Taking aesthetic and technological cues from Russian astronauts, Kuznetz used iridescent silver stylings to reflect light and keep the United States’ athletes from overheating. The partnership between Kappa and the US track and field team eventually spanned 10 years, with legendary athletes like Edwin Moses, Carl Lewis, and Florence Griffith Joyner all stepping up to the podium in Kappa.
But it’s not just the Olympic Games that caught the eye of Kappa. The Italian arbiters of style have also sponsored rugby teams, Fijian national teams, the famous New York Marathon, and even a music festival in Turin!
Empowered by streetwear’s current preoccupation with revivalist fashion, Kappa are perfectly primed to revisit some of the iconic pieces worn throughout the brand’s storied history.
In 2017, breakout fashion designer Gosha Rubchinskiy linked up with Kappa for a 1990s-laden capsule, while in February 2019, Kappa Kontroll resurrected the beloved ‘K’ as a nostalgic nod to the brand’s enduring roots.
Yes, the humble sock company that sat ‘at the foot of the mountains’ in Northern Italy continues to successfully scale the intersection between sportswear and streetwear, the label’s nostalgic SS19 catalogue once again showing that the Omini’s history is, like the foothills of Piedmont, impossible to ignore.

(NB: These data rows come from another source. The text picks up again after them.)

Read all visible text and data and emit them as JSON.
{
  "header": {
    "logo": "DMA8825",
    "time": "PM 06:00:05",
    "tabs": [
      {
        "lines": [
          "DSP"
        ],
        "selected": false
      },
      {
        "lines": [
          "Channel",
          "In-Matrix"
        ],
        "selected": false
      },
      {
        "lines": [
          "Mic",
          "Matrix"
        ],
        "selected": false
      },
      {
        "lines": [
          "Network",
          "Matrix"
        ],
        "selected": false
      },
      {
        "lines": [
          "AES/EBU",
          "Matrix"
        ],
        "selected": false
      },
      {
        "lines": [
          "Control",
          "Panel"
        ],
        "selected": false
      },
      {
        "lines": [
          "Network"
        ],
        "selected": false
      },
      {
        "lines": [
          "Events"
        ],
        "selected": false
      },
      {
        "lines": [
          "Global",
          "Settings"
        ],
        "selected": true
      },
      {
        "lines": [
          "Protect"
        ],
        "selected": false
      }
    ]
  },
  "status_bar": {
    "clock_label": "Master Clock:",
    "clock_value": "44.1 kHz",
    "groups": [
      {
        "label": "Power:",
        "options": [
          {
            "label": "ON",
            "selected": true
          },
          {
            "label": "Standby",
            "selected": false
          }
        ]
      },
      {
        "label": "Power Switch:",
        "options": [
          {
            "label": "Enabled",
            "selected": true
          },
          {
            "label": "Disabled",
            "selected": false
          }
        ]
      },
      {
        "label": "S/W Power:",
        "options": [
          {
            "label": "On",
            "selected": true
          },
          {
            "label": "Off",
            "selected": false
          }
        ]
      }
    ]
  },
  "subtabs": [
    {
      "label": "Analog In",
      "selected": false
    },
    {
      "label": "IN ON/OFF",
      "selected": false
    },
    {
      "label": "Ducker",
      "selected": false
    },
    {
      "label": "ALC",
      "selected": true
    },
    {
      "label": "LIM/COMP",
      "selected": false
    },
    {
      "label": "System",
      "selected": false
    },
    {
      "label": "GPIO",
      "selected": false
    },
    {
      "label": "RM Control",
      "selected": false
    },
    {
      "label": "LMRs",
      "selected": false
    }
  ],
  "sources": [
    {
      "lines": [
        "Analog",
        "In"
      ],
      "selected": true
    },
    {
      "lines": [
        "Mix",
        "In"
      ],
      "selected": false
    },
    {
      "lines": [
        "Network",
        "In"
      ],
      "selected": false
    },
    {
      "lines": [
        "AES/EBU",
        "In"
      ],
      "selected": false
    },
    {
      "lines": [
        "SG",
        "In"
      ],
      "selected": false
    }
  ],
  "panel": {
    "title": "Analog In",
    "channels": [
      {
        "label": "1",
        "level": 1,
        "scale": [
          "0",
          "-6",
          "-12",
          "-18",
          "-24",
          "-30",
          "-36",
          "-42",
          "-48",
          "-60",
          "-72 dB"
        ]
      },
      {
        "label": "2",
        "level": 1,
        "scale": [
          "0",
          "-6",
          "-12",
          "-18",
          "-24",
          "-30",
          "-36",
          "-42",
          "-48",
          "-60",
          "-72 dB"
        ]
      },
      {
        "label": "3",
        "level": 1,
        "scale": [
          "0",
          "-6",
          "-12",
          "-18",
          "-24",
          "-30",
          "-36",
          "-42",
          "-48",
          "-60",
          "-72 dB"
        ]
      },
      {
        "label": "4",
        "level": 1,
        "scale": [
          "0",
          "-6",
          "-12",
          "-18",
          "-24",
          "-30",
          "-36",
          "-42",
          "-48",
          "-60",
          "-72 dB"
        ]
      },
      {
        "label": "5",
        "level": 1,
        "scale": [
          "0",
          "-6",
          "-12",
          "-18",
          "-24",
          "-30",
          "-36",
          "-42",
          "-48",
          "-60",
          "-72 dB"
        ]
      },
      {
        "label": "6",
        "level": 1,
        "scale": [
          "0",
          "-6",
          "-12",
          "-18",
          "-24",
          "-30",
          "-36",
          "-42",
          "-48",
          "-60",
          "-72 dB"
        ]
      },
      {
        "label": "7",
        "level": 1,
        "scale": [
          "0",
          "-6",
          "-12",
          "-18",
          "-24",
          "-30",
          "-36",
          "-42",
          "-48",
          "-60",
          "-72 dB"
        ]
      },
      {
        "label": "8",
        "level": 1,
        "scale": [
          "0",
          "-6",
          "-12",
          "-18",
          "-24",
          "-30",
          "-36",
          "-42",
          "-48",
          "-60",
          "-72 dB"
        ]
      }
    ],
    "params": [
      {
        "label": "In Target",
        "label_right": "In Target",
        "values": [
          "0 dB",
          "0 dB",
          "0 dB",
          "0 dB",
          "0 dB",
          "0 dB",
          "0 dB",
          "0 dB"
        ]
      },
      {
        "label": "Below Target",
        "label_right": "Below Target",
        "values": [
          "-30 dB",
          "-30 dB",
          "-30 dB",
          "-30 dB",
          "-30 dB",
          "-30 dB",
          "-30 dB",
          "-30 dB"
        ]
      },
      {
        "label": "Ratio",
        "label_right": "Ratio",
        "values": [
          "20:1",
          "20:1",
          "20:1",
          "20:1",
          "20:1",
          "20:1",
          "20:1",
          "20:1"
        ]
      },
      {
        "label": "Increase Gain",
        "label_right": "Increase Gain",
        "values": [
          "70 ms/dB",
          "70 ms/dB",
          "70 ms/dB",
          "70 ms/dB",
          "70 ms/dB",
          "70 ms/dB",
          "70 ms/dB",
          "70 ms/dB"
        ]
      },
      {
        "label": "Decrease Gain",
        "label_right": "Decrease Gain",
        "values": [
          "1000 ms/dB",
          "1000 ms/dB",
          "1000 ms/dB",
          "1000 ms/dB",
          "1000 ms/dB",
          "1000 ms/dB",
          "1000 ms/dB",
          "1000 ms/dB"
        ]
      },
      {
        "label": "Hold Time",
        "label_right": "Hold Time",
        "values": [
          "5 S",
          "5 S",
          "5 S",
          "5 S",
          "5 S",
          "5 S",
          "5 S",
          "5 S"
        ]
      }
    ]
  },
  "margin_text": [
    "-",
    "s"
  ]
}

You can shop the latest Kappa SS19 catalogue right now.